The rise of entertainment media also created new opportunities for wine and food at home.  Beginning in 1963, Julia Child invited housewives across the country to experiment with pairings. She dedicated entire episodes to various types of wine (mostly French and German) and how best to pair them. A new generation of television chefs followed in her footsteps, arming home cooks with the confidence to try new things. Print media followed suit, as the nation’s interest in wine and food continued to grow. Wine Spectator was founded in 1976. Food & Wine followed in 1978. These publications continue to exist, along with the hundreds of thousands of wine pairing articles on the internet published by bloggers around the world.

The New Opportunities

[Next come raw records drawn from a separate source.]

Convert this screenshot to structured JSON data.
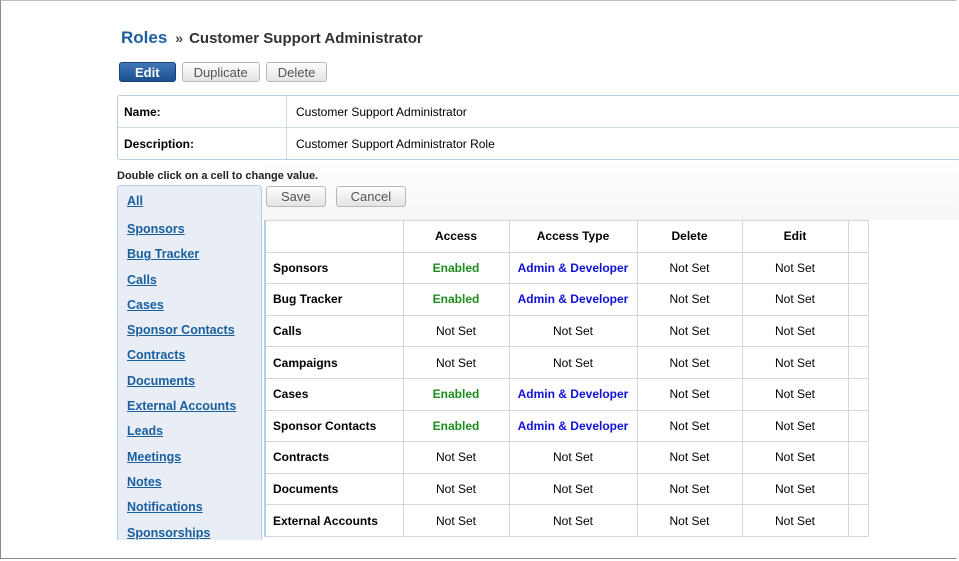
{
  "breadcrumb": {
    "root": "Roles",
    "separator": "»",
    "current": "Customer Support Administrator"
  },
  "toolbar": {
    "edit": "Edit",
    "duplicate": "Duplicate",
    "delete": "Delete"
  },
  "details": {
    "name_label": "Name:",
    "name_value": "Customer Support Administrator",
    "description_label": "Description:",
    "description_value": "Customer Support Administrator Role"
  },
  "hint": "Double click on a cell to change value.",
  "sidebar": {
    "items": [
      "All",
      "Sponsors",
      "Bug Tracker",
      "Calls",
      "Cases",
      "Sponsor Contacts",
      "Contracts",
      "Documents",
      "External Accounts",
      "Leads",
      "Meetings",
      "Notes",
      "Notifications",
      "Sponsorships"
    ]
  },
  "grid_actions": {
    "save": "Save",
    "cancel": "Cancel"
  },
  "grid": {
    "headers": [
      "",
      "Access",
      "Access Type",
      "Delete",
      "Edit"
    ],
    "rows": [
      [
        "Sponsors",
        "Enabled",
        "Admin & Developer",
        "Not Set",
        "Not Set"
      ],
      [
        "Bug Tracker",
        "Enabled",
        "Admin & Developer",
        "Not Set",
        "Not Set"
      ],
      [
        "Calls",
        "Not Set",
        "Not Set",
        "Not Set",
        "Not Set"
      ],
      [
        "Campaigns",
        "Not Set",
        "Not Set",
        "Not Set",
        "Not Set"
      ],
      [
        "Cases",
        "Enabled",
        "Admin & Developer",
        "Not Set",
        "Not Set"
      ],
      [
        "Sponsor Contacts",
        "Enabled",
        "Admin & Developer",
        "Not Set",
        "Not Set"
      ],
      [
        "Contracts",
        "Not Set",
        "Not Set",
        "Not Set",
        "Not Set"
      ],
      [
        "Documents",
        "Not Set",
        "Not Set",
        "Not Set",
        "Not Set"
      ],
      [
        "External Accounts",
        "Not Set",
        "Not Set",
        "Not Set",
        "Not Set"
      ]
    ]
  },
  "colors": {
    "link": "#1a5f9e",
    "enabled": "#1d8c1d",
    "admin_developer": "#1010d8",
    "primary_button": "#1d4f8e"
  }
}
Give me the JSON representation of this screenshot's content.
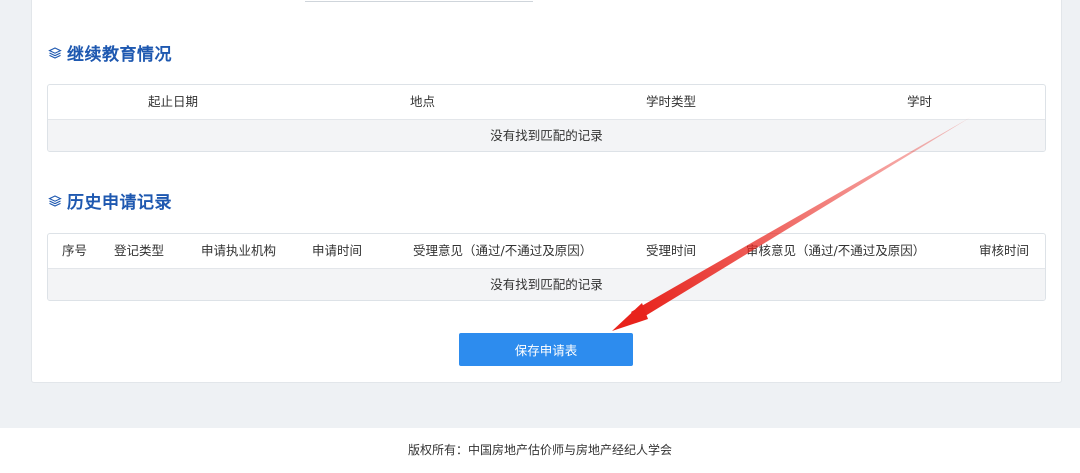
{
  "continuing_education": {
    "title": "继续教育情况",
    "columns": [
      "起止日期",
      "地点",
      "学时类型",
      "学时"
    ],
    "empty_text": "没有找到匹配的记录"
  },
  "history": {
    "title": "历史申请记录",
    "columns": [
      "序号",
      "登记类型",
      "申请执业机构",
      "申请时间",
      "受理意见（通过/不通过及原因）",
      "受理时间",
      "审核意见（通过/不通过及原因）",
      "审核时间"
    ],
    "empty_text": "没有找到匹配的记录"
  },
  "actions": {
    "save_label": "保存申请表"
  },
  "footer": {
    "copyright": "版权所有：中国房地产估价师与房地产经纪人学会"
  },
  "colors": {
    "section_title": "#1e58b0",
    "primary_button": "#2d8cee",
    "annotation_arrow": "#e8231c",
    "page_background": "#eef1f4"
  }
}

All of the above discussed factors, along with cable television and social media, have intensified our collective interest in wine and food. The Food Network alone garners over 17 million US viewers per month, and the trendiest wine and food pairings are just a few keystrokes away on Facebook, Twitter, and Instagram. New culinary experiments spread like wildfire across the internet on a daily basis, from cauliflower crust to cronuts. The competition for Likes and clicks is fierce – and so, the more outlandish and unique your dish, the better. Now more than ever, people have the ability to create high-quality photos of their food and drink pairings. And these photos will be shared again and again.

Wine brands and regions continue to benefit from our intensifying interest in culinary trends. Research by the National Restaurant Association suggests that local-sourcing and farm/estate-branded food items will continue to trend in 2019, which provides excellent opportunities for producers to present their wines in the context of terroir.

Consumers also turn to celebrity chefs as guides to the perfect wine pairing. The United States continues to mourn the loss of Anthony Bourdain, who heaped praise upon small, biodynamic wine producers. He also expressed a fondness for drinking young wines. It’s no wonder we see these preferences play out across consumer groups. Anthony Bourdain is just one example of a celebrity chef, or sommelier for that matter, who has influenced tastes.

Many wine regions have partnered with key chefs, sommeliers, and wine experts to speak on behalf of their wines, while a growing number of regions are employing “food-forward” marketing approaches. The Spanish region Rías Baixas recently executed a virtual tasting event entitled, “Your Holiday Pairing Companion is Albariño”. Forty journalists tuned in and tasted along with James Beard Award-Winning Chef Lyn Farmer.

The golden wines of Bordeaux, those that fall into the late harvest category, tapped Master of Wine Mary Gorman-McAdams to discuss how the wines can be paired with salty, spicy, and savory dishes during recent virtual tasting event. Forty journalists tuned in to taste along with a specially designed pairing pack.

Sponsored wine dinners are another way that regions are participating in culinary trends. The Long Island Wine Council hosts events for consumers to taste their wines paired with dishes from a variety of culinary cultures – from Native American, to Polish, to the United Kingdom and more.

Regions and brands around the world are using our thirst for culinary trends to underscore their wines in new ways. Featuring over 6,800 exhibitors from around the world, ProWein is the ideal place to exchange ideas and best practices to achieve the ultimate, underlying goal – get more people drinking more wine, even and especially when it’s paired with the right food.


Mark Angelillo co-founded over 10 years ago with the goal of organizing the world of wine information. Although a software engineer by training, he has reviewed thousands of wines and regularly hosts tasting, wine events and dinners.